  5. 5. Amchitka Island The long-term stewardship cost estimates for AmchitkaIsland are approximately $70,000 every fifth year through 2009. These costs include a visual site inspection, soil and groundwater sampling, and monitoring activities conducted every five years. In addition, each five-year cost increment from FY 2011 to FY 2070 includes $145,000 for data and sample analysis in the year following the collection ofsoil and groundwater samples. DOE projects that the total post-FY 2070 (FY 2071-2104) costs will be approximately $1.4 million dollars. 4.0 FUTURE USES DOE anticipates that the USFWS will continue to manage the island 30,000 hectares (74,000 acres) as a wildlife refuge.

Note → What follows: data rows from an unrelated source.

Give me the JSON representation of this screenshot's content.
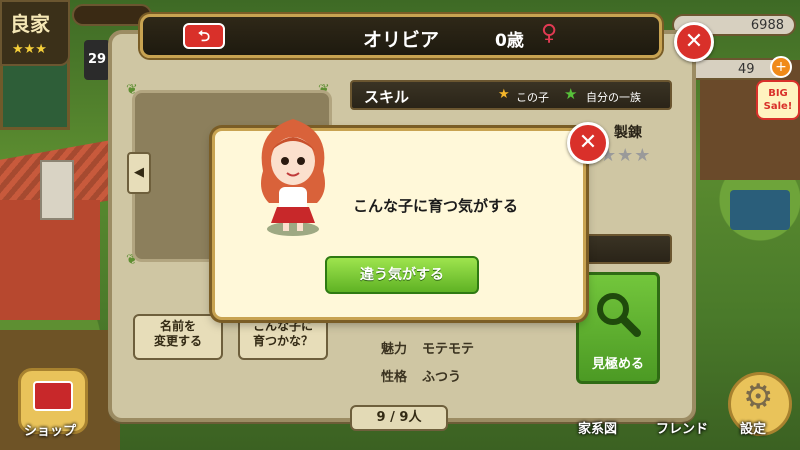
{
  "hud": {
    "rank_label": "良家",
    "coins_value": "6988",
    "gems_value": "49",
    "level_value": "29",
    "big_sale_label": "BIG Sale!"
  },
  "title": {
    "name": "オリビア",
    "age": "0歳",
    "sex_symbol": "♀",
    "back_symbol": "⮌"
  },
  "skill": {
    "header": "スキル",
    "legend_this_child": "この子",
    "legend_family": "自分の一族",
    "column_label": "製錬",
    "stars_filled": 0,
    "stars_total": 3
  },
  "buttons": {
    "rename": "名前を\n変更する",
    "grow_check": "こんな子に\n育つかな？",
    "inspect": "見極める"
  },
  "stats": [
    {
      "label": "魅力",
      "value": "モテモテ"
    },
    {
      "label": "性格",
      "value": "ふつう"
    }
  ],
  "pager": {
    "current": "9",
    "total_text": "/ 9人"
  },
  "modal": {
    "message": "こんな子に育つ気がする",
    "button": "違う気がする"
  },
  "bottom_nav": {
    "shop": "ショップ",
    "family_tree": "家系図",
    "friends": "フレンド",
    "settings": "設定"
  },
  "colors": {
    "accent_red": "#d9302a",
    "accent_green": "#5fb224",
    "panel_bg": "#cfc6a3",
    "modal_bg": "#fff8d9"
  }
}
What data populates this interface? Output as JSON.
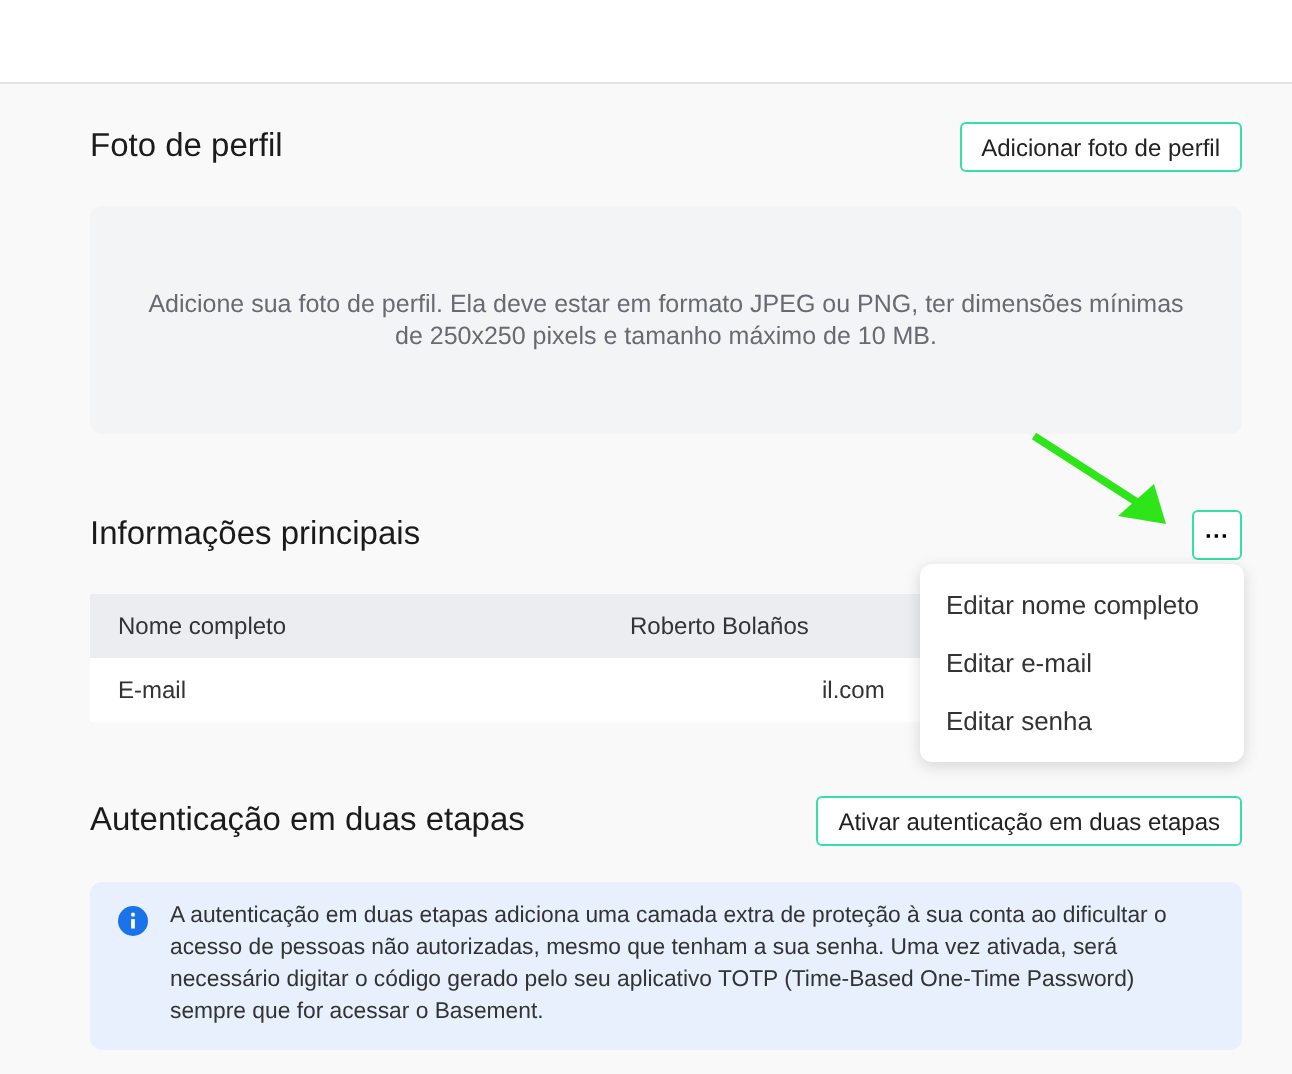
{
  "photo_section": {
    "title": "Foto de perfil",
    "button": "Adicionar foto de perfil",
    "hint": "Adicione sua foto de perfil. Ela deve estar em formato JPEG ou PNG, ter dimensões mínimas de 250x250 pixels e tamanho máximo de 10 MB."
  },
  "main_info": {
    "title": "Informações principais",
    "menu_button": "···",
    "rows": [
      {
        "label": "Nome completo",
        "value": "Roberto Bolaños"
      },
      {
        "label": "E-mail",
        "value": "il.com",
        "kind": "redacted"
      }
    ],
    "menu": [
      {
        "label": "Editar nome completo"
      },
      {
        "label": "Editar e-mail"
      },
      {
        "label": "Editar senha"
      }
    ]
  },
  "two_factor": {
    "title": "Autenticação em duas etapas",
    "button": "Ativar autenticação em duas etapas",
    "info": "A autenticação em duas etapas adiciona uma camada extra de proteção à sua conta ao dificultar o acesso de pessoas não autorizadas, mesmo que tenham a sua senha. Uma vez ativada, será necessário digitar o código gerado pelo seu aplicativo TOTP (Time-Based One-Time Password) sempre que for acessar o Basement."
  }
}
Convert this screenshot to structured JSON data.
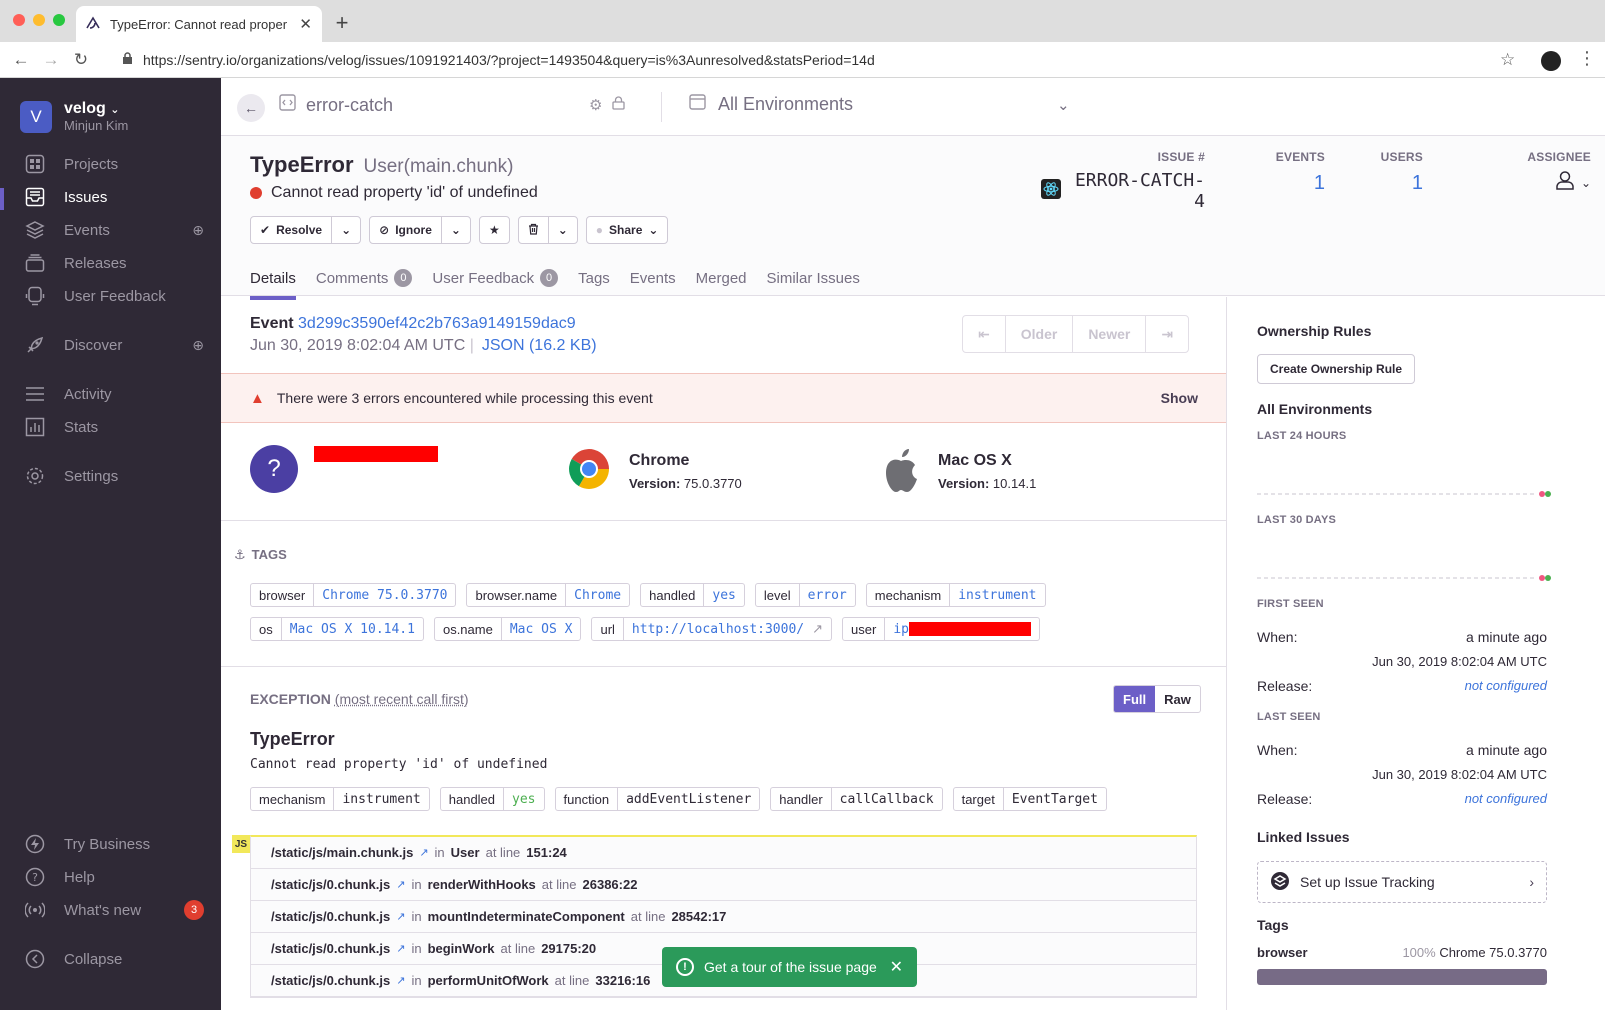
{
  "browser": {
    "tab_title": "TypeError: Cannot read proper",
    "url": "https://sentry.io/organizations/velog/issues/1091921403/?project=1493504&query=is%3Aunresolved&statsPeriod=14d"
  },
  "sidebar": {
    "org_initial": "V",
    "org_name": "velog",
    "user_name": "Minjun Kim",
    "items": [
      {
        "label": "Projects",
        "icon": "projects-icon"
      },
      {
        "label": "Issues",
        "icon": "issues-icon"
      },
      {
        "label": "Events",
        "icon": "events-icon"
      },
      {
        "label": "Releases",
        "icon": "releases-icon"
      },
      {
        "label": "User Feedback",
        "icon": "feedback-icon"
      },
      {
        "label": "Discover",
        "icon": "discover-icon"
      },
      {
        "label": "Activity",
        "icon": "activity-icon"
      },
      {
        "label": "Stats",
        "icon": "stats-icon"
      },
      {
        "label": "Settings",
        "icon": "settings-icon"
      }
    ],
    "bottom": [
      {
        "label": "Try Business",
        "icon": "lightning-icon"
      },
      {
        "label": "Help",
        "icon": "help-icon"
      },
      {
        "label": "What's new",
        "icon": "broadcast-icon",
        "badge": "3"
      },
      {
        "label": "Collapse",
        "icon": "collapse-icon"
      }
    ]
  },
  "topbar": {
    "project": "error-catch",
    "environment": "All Environments"
  },
  "issue": {
    "type": "TypeError",
    "culprit": "User(main.chunk)",
    "message": "Cannot read property 'id' of undefined",
    "level_color": "#e03e2f",
    "actions": {
      "resolve": "Resolve",
      "ignore": "Ignore",
      "share": "Share"
    },
    "stats": {
      "issue_label": "ISSUE #",
      "issue_id": "ERROR-CATCH-4",
      "events_label": "EVENTS",
      "events": "1",
      "users_label": "USERS",
      "users": "1",
      "assignee_label": "ASSIGNEE"
    },
    "tabs": [
      {
        "label": "Details"
      },
      {
        "label": "Comments",
        "count": "0"
      },
      {
        "label": "User Feedback",
        "count": "0"
      },
      {
        "label": "Tags"
      },
      {
        "label": "Events"
      },
      {
        "label": "Merged"
      },
      {
        "label": "Similar Issues"
      }
    ]
  },
  "event": {
    "label": "Event",
    "id": "3d299c3590ef42c2b763a9149159dac9",
    "date": "Jun 30, 2019 8:02:04 AM UTC",
    "json": "JSON (16.2 KB)",
    "pager": [
      "Older",
      "Newer"
    ],
    "alert": "There were 3 errors encountered while processing this event",
    "alert_action": "Show",
    "contexts": {
      "user_icon": "?",
      "browser_name": "Chrome",
      "browser_version_label": "Version:",
      "browser_version": "75.0.3770",
      "os_name": "Mac OS X",
      "os_version_label": "Version:",
      "os_version": "10.14.1"
    }
  },
  "tags": {
    "title": "TAGS",
    "row1": [
      {
        "k": "browser",
        "v": "Chrome 75.0.3770"
      },
      {
        "k": "browser.name",
        "v": "Chrome"
      },
      {
        "k": "handled",
        "v": "yes"
      },
      {
        "k": "level",
        "v": "error"
      },
      {
        "k": "mechanism",
        "v": "instrument"
      }
    ],
    "row2": [
      {
        "k": "os",
        "v": "Mac OS X 10.14.1"
      },
      {
        "k": "os.name",
        "v": "Mac OS X"
      },
      {
        "k": "url",
        "v": "http://localhost:3000/"
      },
      {
        "k": "user",
        "v": "ip"
      }
    ]
  },
  "exception": {
    "title": "EXCEPTION",
    "subtitle": "(most recent call first)",
    "full": "Full",
    "raw": "Raw",
    "type": "TypeError",
    "value": "Cannot read property 'id' of undefined",
    "mechanism": [
      {
        "k": "mechanism",
        "v": "instrument"
      },
      {
        "k": "handled",
        "v": "yes"
      },
      {
        "k": "function",
        "v": "addEventListener"
      },
      {
        "k": "handler",
        "v": "callCallback"
      },
      {
        "k": "target",
        "v": "EventTarget"
      }
    ],
    "platform": "JS",
    "frames": [
      {
        "file": "/static/js/main.chunk.js",
        "fn": "User",
        "line": "151:24"
      },
      {
        "file": "/static/js/0.chunk.js",
        "fn": "renderWithHooks",
        "line": "26386:22"
      },
      {
        "file": "/static/js/0.chunk.js",
        "fn": "mountIndeterminateComponent",
        "line": "28542:17"
      },
      {
        "file": "/static/js/0.chunk.js",
        "fn": "beginWork",
        "line": "29175:20"
      },
      {
        "file": "/static/js/0.chunk.js",
        "fn": "performUnitOfWork",
        "line": "33216:16"
      }
    ],
    "in": "in",
    "at_line": "at line"
  },
  "toast": "Get a tour of the issue page",
  "aside": {
    "ownership": "Ownership Rules",
    "create_rule": "Create Ownership Rule",
    "env": "All Environments",
    "last24": "LAST 24 HOURS",
    "last30": "LAST 30 DAYS",
    "first_seen": "FIRST SEEN",
    "last_seen": "LAST SEEN",
    "when": "When:",
    "ago": "a minute ago",
    "date": "Jun 30, 2019 8:02:04 AM UTC",
    "release": "Release:",
    "not_configured": "not configured",
    "linked": "Linked Issues",
    "setup": "Set up Issue Tracking",
    "tags": "Tags",
    "tag_name": "browser",
    "tag_pct": "100%",
    "tag_val": "Chrome 75.0.3770"
  }
}
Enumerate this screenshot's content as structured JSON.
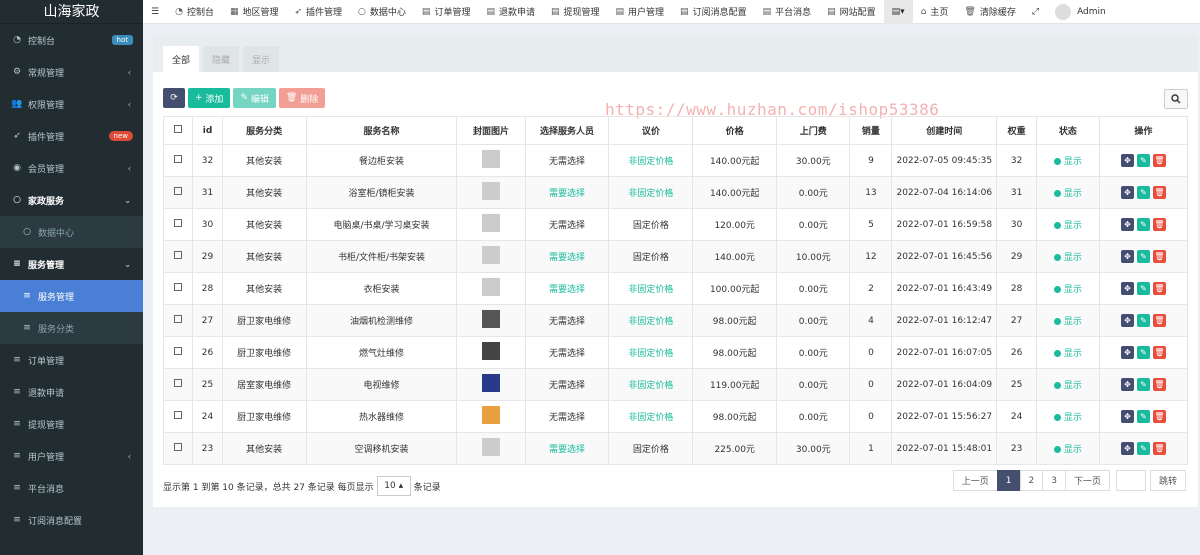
{
  "app": {
    "title": "山海家政"
  },
  "sidebar": {
    "items": [
      {
        "label": "控制台",
        "icon": "dashboard-icon",
        "badge": "hot"
      },
      {
        "label": "常规管理",
        "icon": "cogs-icon"
      },
      {
        "label": "权限管理",
        "icon": "group-icon"
      },
      {
        "label": "插件管理",
        "icon": "rocket-icon",
        "badge": "new"
      },
      {
        "label": "会员管理",
        "icon": "user-circle-icon"
      },
      {
        "label": "家政服务",
        "icon": "circle-icon"
      },
      {
        "label": "数据中心",
        "icon": "circle-outline-icon"
      },
      {
        "label": "服务管理",
        "icon": "list-icon"
      },
      {
        "label": "服务管理",
        "icon": "list-icon"
      },
      {
        "label": "服务分类",
        "icon": "list-icon"
      },
      {
        "label": "订单管理",
        "icon": "list-icon"
      },
      {
        "label": "退款申请",
        "icon": "list-icon"
      },
      {
        "label": "提现管理",
        "icon": "list-icon"
      },
      {
        "label": "用户管理",
        "icon": "list-icon"
      },
      {
        "label": "平台消息",
        "icon": "list-icon"
      },
      {
        "label": "订阅消息配置",
        "icon": "list-icon"
      }
    ]
  },
  "topbar": {
    "items": [
      "控制台",
      "地区管理",
      "插件管理",
      "数据中心",
      "订单管理",
      "退款申请",
      "提现管理",
      "用户管理",
      "订阅消息配置",
      "平台消息",
      "网站配置"
    ],
    "home": "主页",
    "clear_cache": "清除缓存",
    "user": "Admin"
  },
  "tabs": [
    "全部",
    "隐藏",
    "显示"
  ],
  "toolbar": {
    "add": "添加",
    "edit": "编辑",
    "delete": "删除"
  },
  "watermark": "https://www.huzhan.com/ishop53386",
  "table": {
    "headers": [
      "id",
      "服务分类",
      "服务名称",
      "封面图片",
      "选择服务人员",
      "议价",
      "价格",
      "上门费",
      "销量",
      "创建时间",
      "权重",
      "状态",
      "操作"
    ],
    "rows": [
      {
        "id": "32",
        "category": "其他安装",
        "name": "餐边柜安装",
        "staff": "无需选择",
        "bargain": "非固定价格",
        "price": "140.00元起",
        "fee": "30.00元",
        "sales": "9",
        "time": "2022-07-05 09:45:35",
        "weight": "32",
        "status": "显示"
      },
      {
        "id": "31",
        "category": "其他安装",
        "name": "浴室柜/镜柜安装",
        "staff": "需要选择",
        "bargain": "非固定价格",
        "price": "140.00元起",
        "fee": "0.00元",
        "sales": "13",
        "time": "2022-07-04 16:14:06",
        "weight": "31",
        "status": "显示"
      },
      {
        "id": "30",
        "category": "其他安装",
        "name": "电脑桌/书桌/学习桌安装",
        "staff": "无需选择",
        "bargain": "固定价格",
        "price": "120.00元",
        "fee": "0.00元",
        "sales": "5",
        "time": "2022-07-01 16:59:58",
        "weight": "30",
        "status": "显示"
      },
      {
        "id": "29",
        "category": "其他安装",
        "name": "书柜/文件柜/书架安装",
        "staff": "需要选择",
        "bargain": "固定价格",
        "price": "140.00元",
        "fee": "10.00元",
        "sales": "12",
        "time": "2022-07-01 16:45:56",
        "weight": "29",
        "status": "显示"
      },
      {
        "id": "28",
        "category": "其他安装",
        "name": "衣柜安装",
        "staff": "需要选择",
        "bargain": "非固定价格",
        "price": "100.00元起",
        "fee": "0.00元",
        "sales": "2",
        "time": "2022-07-01 16:43:49",
        "weight": "28",
        "status": "显示"
      },
      {
        "id": "27",
        "category": "厨卫家电维修",
        "name": "油烟机检测维修",
        "staff": "无需选择",
        "bargain": "非固定价格",
        "price": "98.00元起",
        "fee": "0.00元",
        "sales": "4",
        "time": "2022-07-01 16:12:47",
        "weight": "27",
        "status": "显示"
      },
      {
        "id": "26",
        "category": "厨卫家电维修",
        "name": "燃气灶维修",
        "staff": "无需选择",
        "bargain": "非固定价格",
        "price": "98.00元起",
        "fee": "0.00元",
        "sales": "0",
        "time": "2022-07-01 16:07:05",
        "weight": "26",
        "status": "显示"
      },
      {
        "id": "25",
        "category": "居室家电维修",
        "name": "电视维修",
        "staff": "无需选择",
        "bargain": "非固定价格",
        "price": "119.00元起",
        "fee": "0.00元",
        "sales": "0",
        "time": "2022-07-01 16:04:09",
        "weight": "25",
        "status": "显示"
      },
      {
        "id": "24",
        "category": "厨卫家电维修",
        "name": "热水器维修",
        "staff": "无需选择",
        "bargain": "非固定价格",
        "price": "98.00元起",
        "fee": "0.00元",
        "sales": "0",
        "time": "2022-07-01 15:56:27",
        "weight": "24",
        "status": "显示"
      },
      {
        "id": "23",
        "category": "其他安装",
        "name": "空调移机安装",
        "staff": "需要选择",
        "bargain": "固定价格",
        "price": "225.00元",
        "fee": "30.00元",
        "sales": "1",
        "time": "2022-07-01 15:48:01",
        "weight": "23",
        "status": "显示"
      }
    ]
  },
  "footer": {
    "info_before": "显示第 1 到第 10 条记录，总共 27 条记录 每页显示",
    "page_size": "10 ▴",
    "info_after": "条记录",
    "prev": "上一页",
    "pages": [
      "1",
      "2",
      "3"
    ],
    "next": "下一页",
    "go": "跳转"
  },
  "colors": {
    "accent": "#18bc9c",
    "sidebar": "#222d32",
    "active": "#4a7fd6"
  }
}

Access to the test cavities, subsurface, and groundwater will continue to be restticted in perpetuity. For additional information about the Amchitka Island site, please contact: Ms. Monica Sanchez U.S. Department of Energy, Nevada Operations Office Environmental Restoration Division 232 Energy Way North Las Vegas, NV 89030-4199 Phone:702-295-l862 Alaska Ms. Claire Caldes U.S. Fish and Wildlife Service Alaska Maritime National Wildlife Refuge 2355 Kachemak Bay Drive Homer, AK 99603 Phone: 907-235-6546 7